READING 3 ︎︎︎ The Ing & The Er

Successful pop stars fabricate bold and exciting characters, that immerse the audience in convincing realities. With no lack of resources, production value is always high, resulting in an image so intoxicating that it becomes a fantastic escape for others. I believe that this enterprise ultimately always fails- due to persona-fatigue.

After a long run of successful completely reimagined characters, the audience begins to feel suspicious and thus loses faith as a result of a sort of dilution; a sense of the Self spread too thin.

Typically, the anticipation of the novel character turnaround keeps the machine running. In the moment it all feels like great fun, but I’m more concerned with the bigger-picture of the character-work.

I certainly believe in the development and the evolution of a character, but I also believe in disclosure and authenticity. However, it is very important to note that I do not equate “disclosure” with “honesty.” A fabricated character can be much more truthful than the original, as long as those character choices are true for that person. One’s character choices, however fluid and dynamic that they may be or become, must come from and revolve around a nucleus of truths; of authenticity— which brings me to my point: the ing and the er.

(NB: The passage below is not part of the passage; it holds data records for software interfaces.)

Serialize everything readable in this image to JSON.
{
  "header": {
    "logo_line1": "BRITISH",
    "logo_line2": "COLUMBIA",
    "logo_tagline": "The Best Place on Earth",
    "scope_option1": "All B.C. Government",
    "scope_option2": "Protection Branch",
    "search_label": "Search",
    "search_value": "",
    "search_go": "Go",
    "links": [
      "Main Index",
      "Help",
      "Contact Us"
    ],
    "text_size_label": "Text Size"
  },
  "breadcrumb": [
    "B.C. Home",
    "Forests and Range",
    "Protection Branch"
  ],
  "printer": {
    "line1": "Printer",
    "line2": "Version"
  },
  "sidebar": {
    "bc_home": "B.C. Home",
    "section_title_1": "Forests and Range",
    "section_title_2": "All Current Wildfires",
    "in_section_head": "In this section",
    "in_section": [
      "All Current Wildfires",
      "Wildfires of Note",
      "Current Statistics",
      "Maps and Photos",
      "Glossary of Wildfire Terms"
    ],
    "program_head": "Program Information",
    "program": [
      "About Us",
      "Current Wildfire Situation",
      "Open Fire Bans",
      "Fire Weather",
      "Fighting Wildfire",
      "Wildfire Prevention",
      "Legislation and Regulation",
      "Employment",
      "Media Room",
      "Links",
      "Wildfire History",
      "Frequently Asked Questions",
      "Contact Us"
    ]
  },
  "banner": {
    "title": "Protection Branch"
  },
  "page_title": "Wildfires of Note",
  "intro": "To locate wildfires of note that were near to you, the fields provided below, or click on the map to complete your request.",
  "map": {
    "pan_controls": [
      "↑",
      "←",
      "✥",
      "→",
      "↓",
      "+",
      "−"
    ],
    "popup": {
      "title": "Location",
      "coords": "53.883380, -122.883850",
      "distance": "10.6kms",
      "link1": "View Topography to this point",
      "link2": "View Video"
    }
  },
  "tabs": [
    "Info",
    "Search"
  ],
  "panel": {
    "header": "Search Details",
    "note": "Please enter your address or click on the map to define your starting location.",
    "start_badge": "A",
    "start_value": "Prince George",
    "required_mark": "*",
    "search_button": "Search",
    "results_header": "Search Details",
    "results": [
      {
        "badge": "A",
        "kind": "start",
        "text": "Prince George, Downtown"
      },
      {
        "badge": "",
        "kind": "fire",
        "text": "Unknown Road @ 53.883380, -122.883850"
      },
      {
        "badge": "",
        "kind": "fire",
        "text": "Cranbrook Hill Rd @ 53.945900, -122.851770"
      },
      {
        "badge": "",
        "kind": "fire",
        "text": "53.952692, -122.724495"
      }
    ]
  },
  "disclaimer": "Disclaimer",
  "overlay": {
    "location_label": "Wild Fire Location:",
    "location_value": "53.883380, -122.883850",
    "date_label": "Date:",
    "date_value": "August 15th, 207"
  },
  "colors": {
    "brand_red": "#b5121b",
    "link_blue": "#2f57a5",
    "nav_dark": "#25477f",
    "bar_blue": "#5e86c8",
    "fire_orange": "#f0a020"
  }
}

The simplest way to break down the “ing” and the “er” is to begin by thinking about the following example-sequence, starting with the first thing an audience encounters: 4) the expression; 3) the expressing; 2) the ing (from “the expressing”); 1) the er (from “the expresser”).

  1. The “er” is the desire, the will, the realm of creative and imaginative potential.

  2. The “ing” is the energy required to perform, the effort, the direct action.

  3. The “expressing” is the performance, the site of skill.

  4. The “expression” is the final dispersible product, the content, the product of the performance.

It is important to note that 1 & 2 are two-parts of the same unit.

Visually, it could be illustrated as:

All performance (3) and content (4) radiate from the nucleus (1 & 2). We know that the core is necessary for the outward production sequence, but if one seeks success: quality, certainty and authenticity, then what needs to be mastered, prior to sequence commencement, is the nucleus- true to character. This sequence can produce in perpetuity— but in order to produce true greatness, one must master the truth of their “ing” and of their “er.”

The persona-fatigue from an inauthentic “ing” and “er” can cause a lack of believability, but also anxiety and even fear, which results from core uncertainty. The knowledge required to establish a truthful “ing” and “er” must be procured, through various engaged intellectual modalities: intuition, research, imagination and creativity. Of course, this conceived knowledge can, through experienced feedback-loops, accumulate and even evolve.

To make the shift from fear, uncertainty and a sense of unfamiliarity, to a state of confident certainty, fulfillment and authentic actions, it is best to engage in some deep self-reflection to get to the core of the Self. Prioritize and focus on, as mentioned last week, your superobjective, your paramount desire, and this will be your nucleus, your central reactor-core of information and energy— your true “ing” and “er.”

© A.G.